Societies ordain and construct public buildings as metaphors of public agendas. This has been going on since the Pyramids, the Greek temples and theaters, the great Mounds in the American midwest. Such buildings are a testament to the indispensable civic qualities of stability, permanence, capaciousness, propriety, foresight, care.
I am certain this was clear to me when I was a little boy, though of course never stated or formed in any articulate verbalization. You didn't read about such things; grownups didn't talk to you about them. They were truths you absorbed through observation and example, through repeated rites, as regular and unremarkable as the newspaper delivery — or the twice-daily mail. They were neither internal, part of your own secret or at least inexpressible growing consciousness, nor purely external, known but of no concern: instead they were the cement, or part of it, that bound your own internal life to the society beyond family that you knew instinctively you were a part of.

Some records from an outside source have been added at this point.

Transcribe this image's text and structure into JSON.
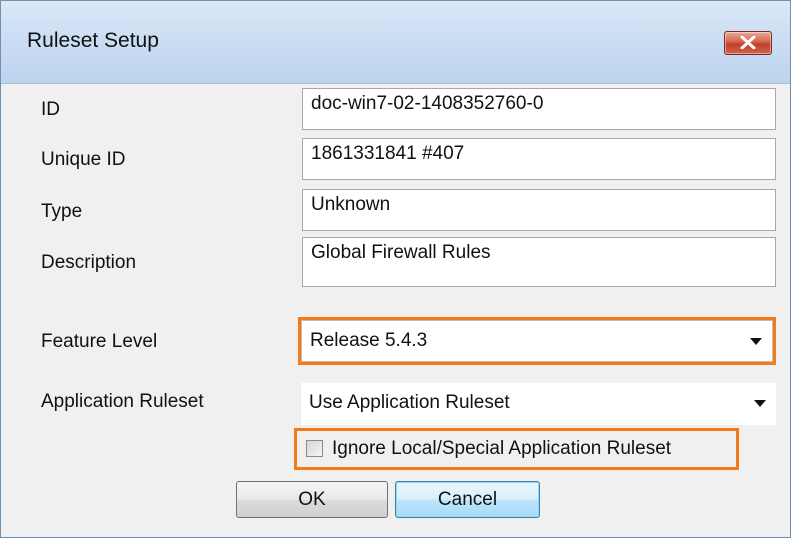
{
  "window": {
    "title": "Ruleset Setup"
  },
  "icons": {
    "close": "close-icon",
    "dropdown": "chevron-down-icon"
  },
  "fields": {
    "id": {
      "label": "ID",
      "value": "doc-win7-02-1408352760-0"
    },
    "unique_id": {
      "label": "Unique ID",
      "value": "1861331841 #407"
    },
    "type": {
      "label": "Type",
      "value": "Unknown"
    },
    "description": {
      "label": "Description",
      "value": "Global Firewall Rules"
    }
  },
  "feature_level": {
    "label": "Feature Level",
    "selected": "Release 5.4.3"
  },
  "application_ruleset": {
    "label": "Application Ruleset",
    "selected": "Use Application Ruleset"
  },
  "ignore_local": {
    "label": "Ignore Local/Special Application Ruleset",
    "checked": false
  },
  "buttons": {
    "ok": "OK",
    "cancel": "Cancel"
  },
  "colors": {
    "highlight": "#f07c1e",
    "close_button": "#c3402a"
  }
}
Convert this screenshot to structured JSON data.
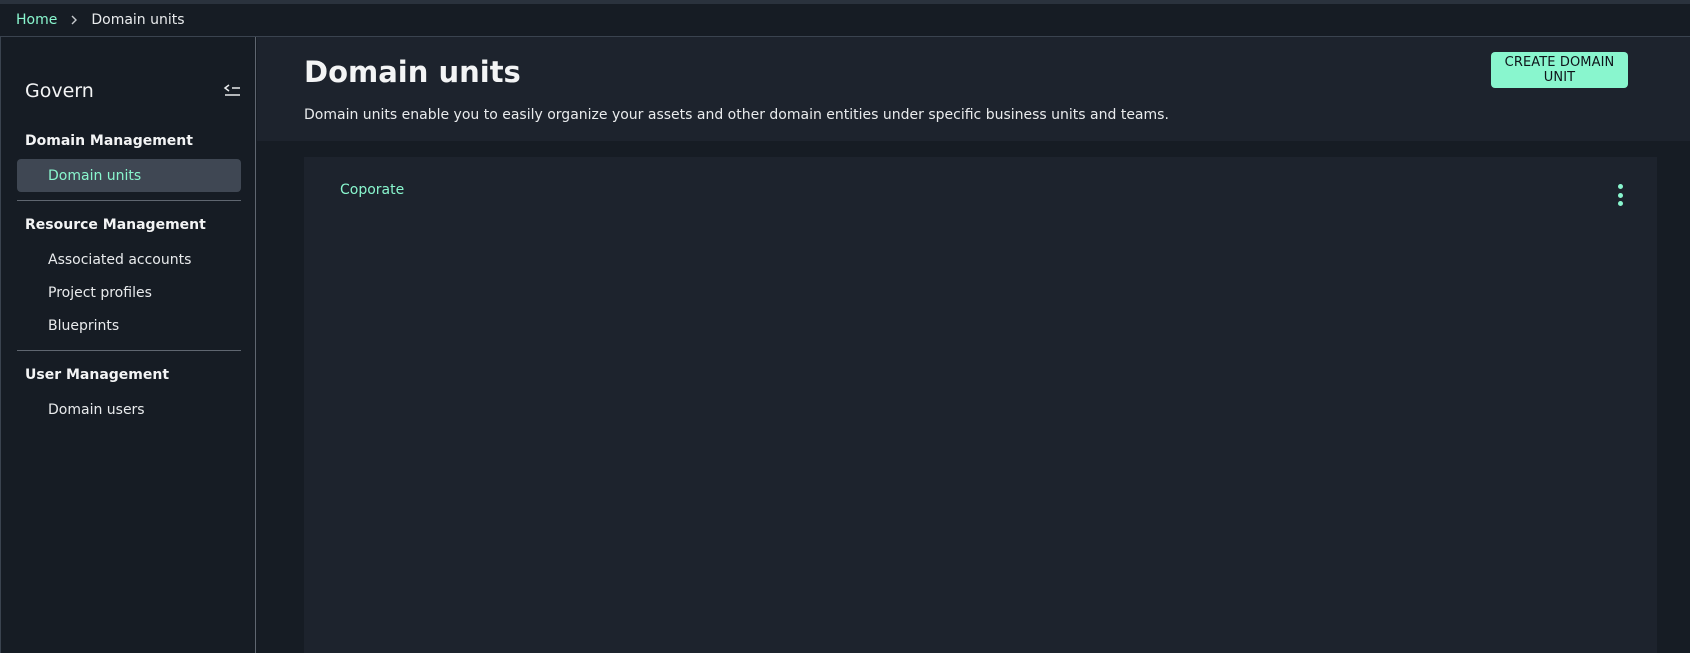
{
  "breadcrumb": {
    "home": "Home",
    "separator": "›",
    "current": "Domain units"
  },
  "sidebar": {
    "title": "Govern",
    "sections": [
      {
        "heading": "Domain Management",
        "items": [
          "Domain units"
        ]
      },
      {
        "heading": "Resource Management",
        "items": [
          "Associated accounts",
          "Project profiles",
          "Blueprints"
        ]
      },
      {
        "heading": "User Management",
        "items": [
          "Domain users"
        ]
      }
    ],
    "active_item": "Domain units"
  },
  "header": {
    "title": "Domain units",
    "description": "Domain units enable you to easily organize your assets and other domain entities under specific business units and teams.",
    "create_button": "CREATE DOMAIN UNIT"
  },
  "tree": {
    "items": [
      "Coporate"
    ]
  },
  "colors": {
    "accent": "#89f6ce",
    "background": "#161c24",
    "panel": "#1d232d",
    "active_item_bg": "#3f4753"
  },
  "icons": {
    "collapse": "collapse-sidebar-icon",
    "more": "more-vertical-icon",
    "breadcrumb_separator": "chevron-right-icon"
  }
}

Well, hell: these days, it's all for sale. These days the only language seems to be Economics. Our society has become like that fellow who Oscar Wilde said knew the cost of everything and the value of nothing. Letters are sorted by machine; it's more efficient; never mind that scholars of Russian liturgical music, or students of English literature, or unreconstructed leftists will have to fall back on waiting tables, or making espressos.
Not that there's anything undignified with that. But I wonder what will happen to bonhomie, and civic awareness, and the cement of personal-societal interface.
And I wonder if the politicians who decide to sell the post office buildings, which they do not own because it is we the people who own them, can't be reminded that they have sworn to uphold a Constitution which empowers them to establish, but not to destroy.
Read about the sale of the post office here.